WHAT YOU SHOULD DO:
Your reply should be a single number, the count of lines in the records that contain the string "this".

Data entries
= = = = =

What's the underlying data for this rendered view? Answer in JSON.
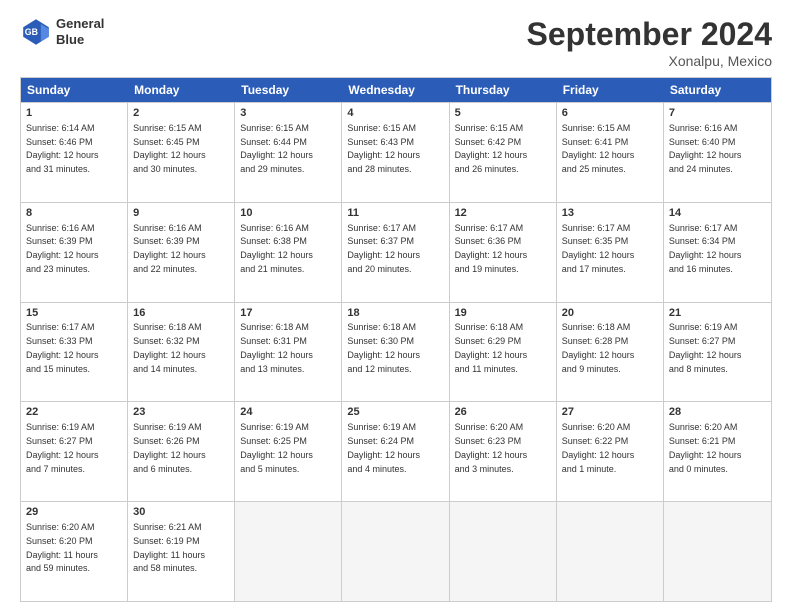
{
  "header": {
    "logo_line1": "General",
    "logo_line2": "Blue",
    "title": "September 2024",
    "subtitle": "Xonalpu, Mexico"
  },
  "days": [
    "Sunday",
    "Monday",
    "Tuesday",
    "Wednesday",
    "Thursday",
    "Friday",
    "Saturday"
  ],
  "weeks": [
    [
      {
        "num": "1",
        "rise": "6:14 AM",
        "set": "6:46 PM",
        "hours": "12 hours and 31 minutes."
      },
      {
        "num": "2",
        "rise": "6:15 AM",
        "set": "6:45 PM",
        "hours": "12 hours and 30 minutes."
      },
      {
        "num": "3",
        "rise": "6:15 AM",
        "set": "6:44 PM",
        "hours": "12 hours and 29 minutes."
      },
      {
        "num": "4",
        "rise": "6:15 AM",
        "set": "6:43 PM",
        "hours": "12 hours and 28 minutes."
      },
      {
        "num": "5",
        "rise": "6:15 AM",
        "set": "6:42 PM",
        "hours": "12 hours and 26 minutes."
      },
      {
        "num": "6",
        "rise": "6:15 AM",
        "set": "6:41 PM",
        "hours": "12 hours and 25 minutes."
      },
      {
        "num": "7",
        "rise": "6:16 AM",
        "set": "6:40 PM",
        "hours": "12 hours and 24 minutes."
      }
    ],
    [
      {
        "num": "8",
        "rise": "6:16 AM",
        "set": "6:39 PM",
        "hours": "12 hours and 23 minutes."
      },
      {
        "num": "9",
        "rise": "6:16 AM",
        "set": "6:39 PM",
        "hours": "12 hours and 22 minutes."
      },
      {
        "num": "10",
        "rise": "6:16 AM",
        "set": "6:38 PM",
        "hours": "12 hours and 21 minutes."
      },
      {
        "num": "11",
        "rise": "6:17 AM",
        "set": "6:37 PM",
        "hours": "12 hours and 20 minutes."
      },
      {
        "num": "12",
        "rise": "6:17 AM",
        "set": "6:36 PM",
        "hours": "12 hours and 19 minutes."
      },
      {
        "num": "13",
        "rise": "6:17 AM",
        "set": "6:35 PM",
        "hours": "12 hours and 17 minutes."
      },
      {
        "num": "14",
        "rise": "6:17 AM",
        "set": "6:34 PM",
        "hours": "12 hours and 16 minutes."
      }
    ],
    [
      {
        "num": "15",
        "rise": "6:17 AM",
        "set": "6:33 PM",
        "hours": "12 hours and 15 minutes."
      },
      {
        "num": "16",
        "rise": "6:18 AM",
        "set": "6:32 PM",
        "hours": "12 hours and 14 minutes."
      },
      {
        "num": "17",
        "rise": "6:18 AM",
        "set": "6:31 PM",
        "hours": "12 hours and 13 minutes."
      },
      {
        "num": "18",
        "rise": "6:18 AM",
        "set": "6:30 PM",
        "hours": "12 hours and 12 minutes."
      },
      {
        "num": "19",
        "rise": "6:18 AM",
        "set": "6:29 PM",
        "hours": "12 hours and 11 minutes."
      },
      {
        "num": "20",
        "rise": "6:18 AM",
        "set": "6:28 PM",
        "hours": "12 hours and 9 minutes."
      },
      {
        "num": "21",
        "rise": "6:19 AM",
        "set": "6:27 PM",
        "hours": "12 hours and 8 minutes."
      }
    ],
    [
      {
        "num": "22",
        "rise": "6:19 AM",
        "set": "6:27 PM",
        "hours": "12 hours and 7 minutes."
      },
      {
        "num": "23",
        "rise": "6:19 AM",
        "set": "6:26 PM",
        "hours": "12 hours and 6 minutes."
      },
      {
        "num": "24",
        "rise": "6:19 AM",
        "set": "6:25 PM",
        "hours": "12 hours and 5 minutes."
      },
      {
        "num": "25",
        "rise": "6:19 AM",
        "set": "6:24 PM",
        "hours": "12 hours and 4 minutes."
      },
      {
        "num": "26",
        "rise": "6:20 AM",
        "set": "6:23 PM",
        "hours": "12 hours and 3 minutes."
      },
      {
        "num": "27",
        "rise": "6:20 AM",
        "set": "6:22 PM",
        "hours": "12 hours and 1 minute."
      },
      {
        "num": "28",
        "rise": "6:20 AM",
        "set": "6:21 PM",
        "hours": "12 hours and 0 minutes."
      }
    ],
    [
      {
        "num": "29",
        "rise": "6:20 AM",
        "set": "6:20 PM",
        "hours": "11 hours and 59 minutes."
      },
      {
        "num": "30",
        "rise": "6:21 AM",
        "set": "6:19 PM",
        "hours": "11 hours and 58 minutes."
      },
      null,
      null,
      null,
      null,
      null
    ]
  ]
}
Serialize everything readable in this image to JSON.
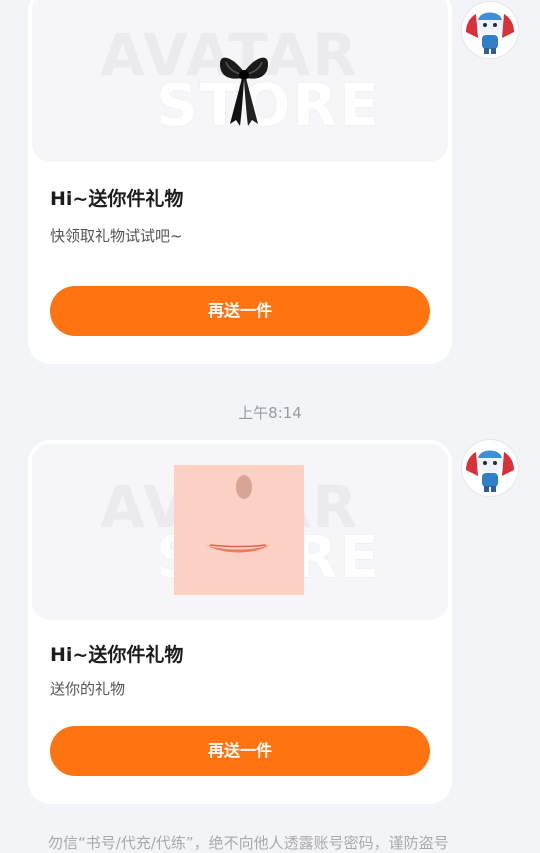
{
  "messages": [
    {
      "watermark_line1": "AVATAR",
      "watermark_line2": "STORE",
      "item_icon": "bow-icon",
      "title": "Hi~送你件礼物",
      "desc": "快领取礼物试试吧~",
      "button_label": "再送一件"
    },
    {
      "watermark_line1": "AVATAR",
      "watermark_line2": "STORE",
      "item_icon": "face-mouth-icon",
      "title": "Hi~送你件礼物",
      "desc": "送你的礼物",
      "button_label": "再送一件"
    }
  ],
  "timestamp": "上午8:14",
  "footer_notice": "勿信“书号/代充/代练”，绝不向他人透露账号密码，谨防盗号",
  "colors": {
    "accent": "#ff7410",
    "background": "#f3f4f8"
  }
}
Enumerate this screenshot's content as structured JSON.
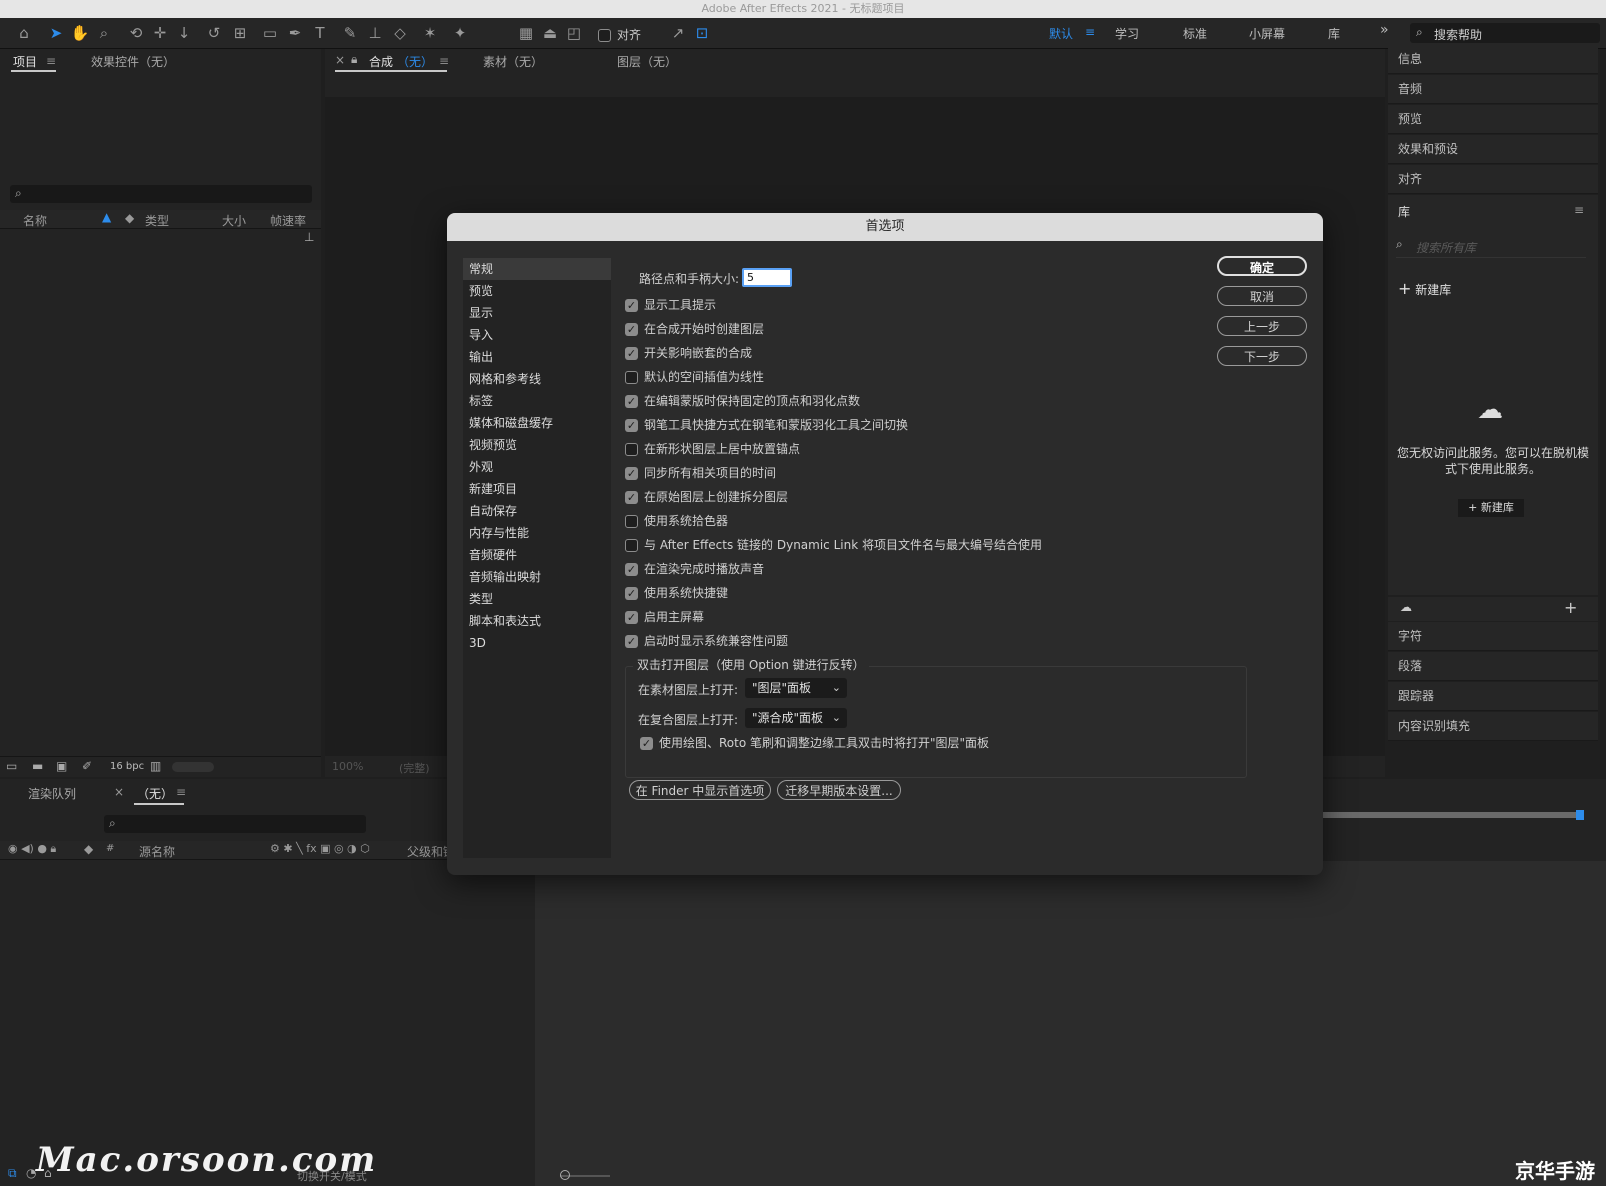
{
  "window": {
    "title": "Adobe After Effects 2021 - 无标题项目"
  },
  "toolbar": {
    "align_label": "对齐",
    "workspaces": [
      "默认",
      "学习",
      "标准",
      "小屏幕",
      "库"
    ],
    "more": "»",
    "help_search_placeholder": "搜索帮助"
  },
  "project_panel": {
    "tab_project": "项目",
    "tab_effects": "效果控件（无）",
    "columns": [
      "名称",
      "类型",
      "大小",
      "帧速率"
    ],
    "bpc": "16 bpc"
  },
  "comp_panel": {
    "tab_comp": "合成",
    "tab_comp_value": "（无）",
    "tab_footage": "素材（无）",
    "tab_layer": "图层（无）",
    "zoom": "100%",
    "resolution": "(完整)"
  },
  "timeline": {
    "tab_render": "渲染队列",
    "tab_none": "（无）",
    "col_source": "源名称",
    "col_parent": "父级和链",
    "switch_mode": "切换开关/模式"
  },
  "right_panel": {
    "items": [
      "信息",
      "音频",
      "预览",
      "效果和预设",
      "对齐"
    ],
    "library_title": "库",
    "library_search_placeholder": "搜索所有库",
    "new_library": "新建库",
    "no_access_message": "您无权访问此服务。您可以在脱机模式下使用此服务。",
    "new_library_button": "+ 新建库",
    "lower_items": [
      "字符",
      "段落",
      "跟踪器",
      "内容识别填充"
    ]
  },
  "dialog": {
    "title": "首选项",
    "sidebar": [
      "常规",
      "预览",
      "显示",
      "导入",
      "输出",
      "网格和参考线",
      "标签",
      "媒体和磁盘缓存",
      "视频预览",
      "外观",
      "新建项目",
      "自动保存",
      "内存与性能",
      "音频硬件",
      "音频输出映射",
      "类型",
      "脚本和表达式",
      "3D"
    ],
    "selected_index": 0,
    "path_point_label": "路径点和手柄大小:",
    "path_point_value": "5",
    "options": [
      {
        "label": "显示工具提示",
        "checked": true
      },
      {
        "label": "在合成开始时创建图层",
        "checked": true
      },
      {
        "label": "开关影响嵌套的合成",
        "checked": true
      },
      {
        "label": "默认的空间插值为线性",
        "checked": false
      },
      {
        "label": "在编辑蒙版时保持固定的顶点和羽化点数",
        "checked": true
      },
      {
        "label": "钢笔工具快捷方式在钢笔和蒙版羽化工具之间切换",
        "checked": true
      },
      {
        "label": "在新形状图层上居中放置锚点",
        "checked": false
      },
      {
        "label": "同步所有相关项目的时间",
        "checked": true
      },
      {
        "label": "在原始图层上创建拆分图层",
        "checked": true
      },
      {
        "label": "使用系统拾色器",
        "checked": false
      },
      {
        "label": "与 After Effects 链接的 Dynamic Link 将项目文件名与最大编号结合使用",
        "checked": false
      },
      {
        "label": "在渲染完成时播放声音",
        "checked": true
      },
      {
        "label": "使用系统快捷键",
        "checked": true
      },
      {
        "label": "启用主屏幕",
        "checked": true
      },
      {
        "label": "启动时显示系统兼容性问题",
        "checked": true
      }
    ],
    "double_click_group": "双击打开图层（使用 Option 键进行反转）",
    "footage_label": "在素材图层上打开:",
    "footage_value": "\"图层\"面板",
    "comp_label": "在复合图层上打开:",
    "comp_value": "\"源合成\"面板",
    "paint_option": {
      "label": "使用绘图、Roto 笔刷和调整边缘工具双击时将打开\"图层\"面板",
      "checked": true
    },
    "btn_ok": "确定",
    "btn_cancel": "取消",
    "btn_prev": "上一步",
    "btn_next": "下一步",
    "btn_finder": "在 Finder 中显示首选项",
    "btn_migrate": "迁移早期版本设置..."
  },
  "watermarks": {
    "left": "Mac.orsoon.com",
    "right": "京华手游"
  }
}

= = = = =

REPLY:
3